"Subject-Object-Action-Function" paradigm. This note defines and
differentiates between the concepts of context, constraints, and conditions.

1.  Context

There are many definitions of context. One of the most popular [1] is:

   ‘‘Context is any information that can be used to characterize the
      of an entity. An entity is a person, place, or object that is
      relevant to the interaction between a user and an application,
      the user and application themselves’’.

As stated in [2], the above definition has a number of problems. Instead,
[2] proposes the following definition:

   "The Context of an Entity is a collection of measured and/or inferred
     knowledge that describe the state and the environment in which an
     Entity exists or has existed."

The above definition enables human and or machine inference to be used to
more fully characterize the context of an Entity.

2.  Conditions

An event-condition-action (ECA) policy rule consists of three Boolean
clauses, and has the following conceptual behavior:

   IF the event_clause evaluates to TRUE
      IF the condition_clause evaluates to TRUE
         THEN execute the actions in the action_clause

Each of the above clauses may consist of one or more statements. For
example, a condition clause could be:

   if userLogin = Error AND numLoginTries > 3

3.  Constraints

A constraint is a limitation or restriction. Constraints have been used in
programming and in modeling for a long time. Constraint programming refers
to the embedding of constraints in a language; for example, most Prolog
languages include good support for constraint programming. OCL (the Object
Constraint Language) is used to specify constraints in UML.

4. Putting Context, Conditions, and Constraints Together

Given a condition, a constraint can be used to further restrict how to
satisfy the condition. Then, if a context is specified, the condition and
its constraint are bound to that context. In an ECA policy rule, the effect
of this is typically to more fully specify the condition clause.

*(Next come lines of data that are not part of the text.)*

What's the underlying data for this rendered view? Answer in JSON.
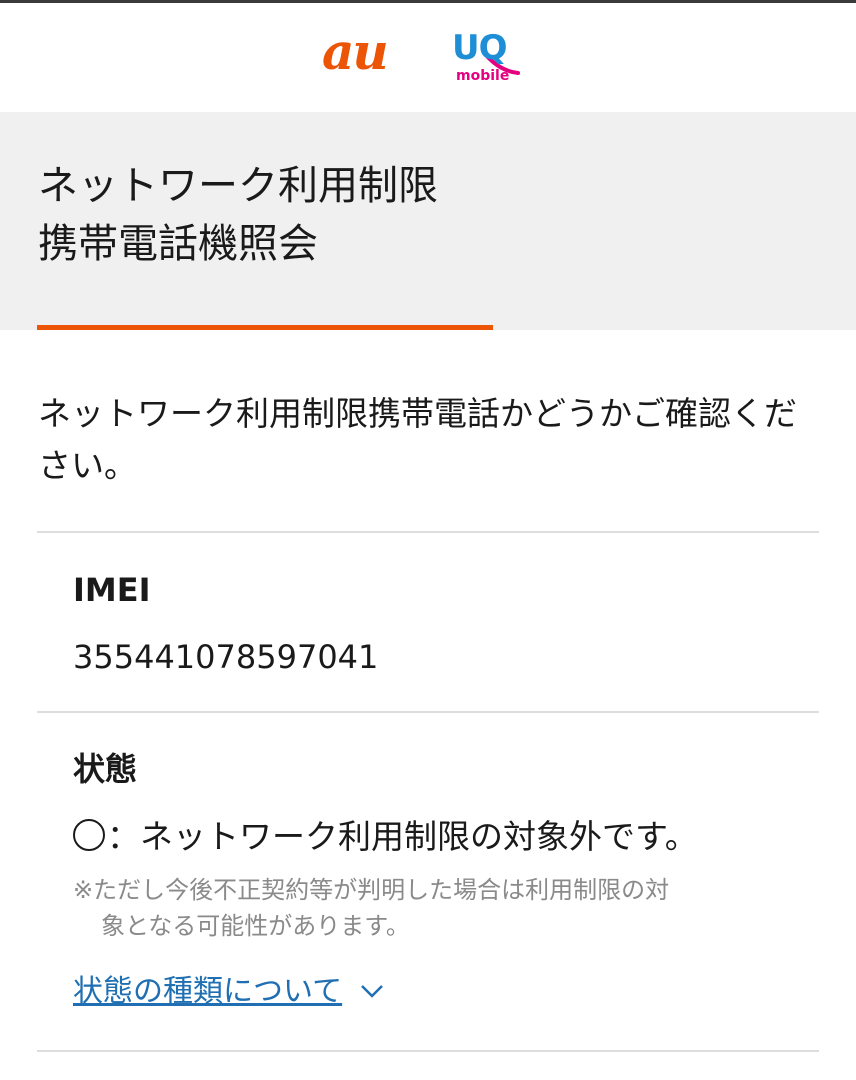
{
  "header": {
    "logo_au": "au",
    "logo_uq": "UQ",
    "logo_uq_sub": "mobile"
  },
  "title": {
    "line1": "ネットワーク利用制限",
    "line2": "携帯電話機照会"
  },
  "intro": "ネットワーク利用制限携帯電話かどうかご確認ください。",
  "imei": {
    "label": "IMEI",
    "value": "355441078597041"
  },
  "status": {
    "label": "状態",
    "mark": "",
    "text": "：ネットワーク利用制限の対象外です。",
    "note_line1": "※ただし今後不正契約等が判明した場合は利用制限の対",
    "note_line2": "象となる可能性があります。",
    "link_label": "状態の種類について"
  },
  "colors": {
    "au_orange": "#eb5505",
    "uq_blue": "#1e8fd6",
    "uq_pink": "#e4007f",
    "link_blue": "#1f6fb2",
    "band_gray": "#f0f0f0"
  },
  "icons": {
    "status_mark": "circle-icon",
    "link_toggle": "chevron-down-icon"
  }
}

Note, however, that constraints do not have to be used solely with
Conditions. For example, a constraint can be used to specify when it is
safe to transition to a new state. As another, more powerful, example, the
concept of a software contract [3] uses constraints to extend the
definition of Abstract Data Types to formally define the behavior of
software components. Simplifying the theory, this says the following:

  In order for a method to execute,
      a set of pre-conditions must be satisfied before the method can
      a set of post-conditions must be satisfied when the method is finished
      a set of invariants must not change their value during the execution

The set of pre- and post-conditions, along with invariants, are all
5. Proposal

Context, conditions, and constraints are separate concepts, but they fit
together naturally.

With respect to policies, if a policy is viewed as a (software) container,
then context is applied to the container (and hence, to the components of
the container).

Constraints can be applied to terms in each of the event, condition, and
action clauses of an ECA policy rule to restrict their behavior, data type,
domain and range, and so forth. The most common examples are applying
constraints to conditions or to govern the behavior of actions.

[1] Dey, A., "Providing Architectural Support for Building Context-Aware
     Applications, Ph.D. Thesis, 2000

[2] Strassner, J., et al., "The Use of Context-Aware Policies and
     Ontologies to Facilitate Business-Aware Network Management",
     Journal of Network and Systems Management (17), pg 255-284, 2009

[3] Meyer, B., "Object-Oriented Software Construction, 2nd edition,
     Prentice-Hall, ISBN:  0-13-629155-4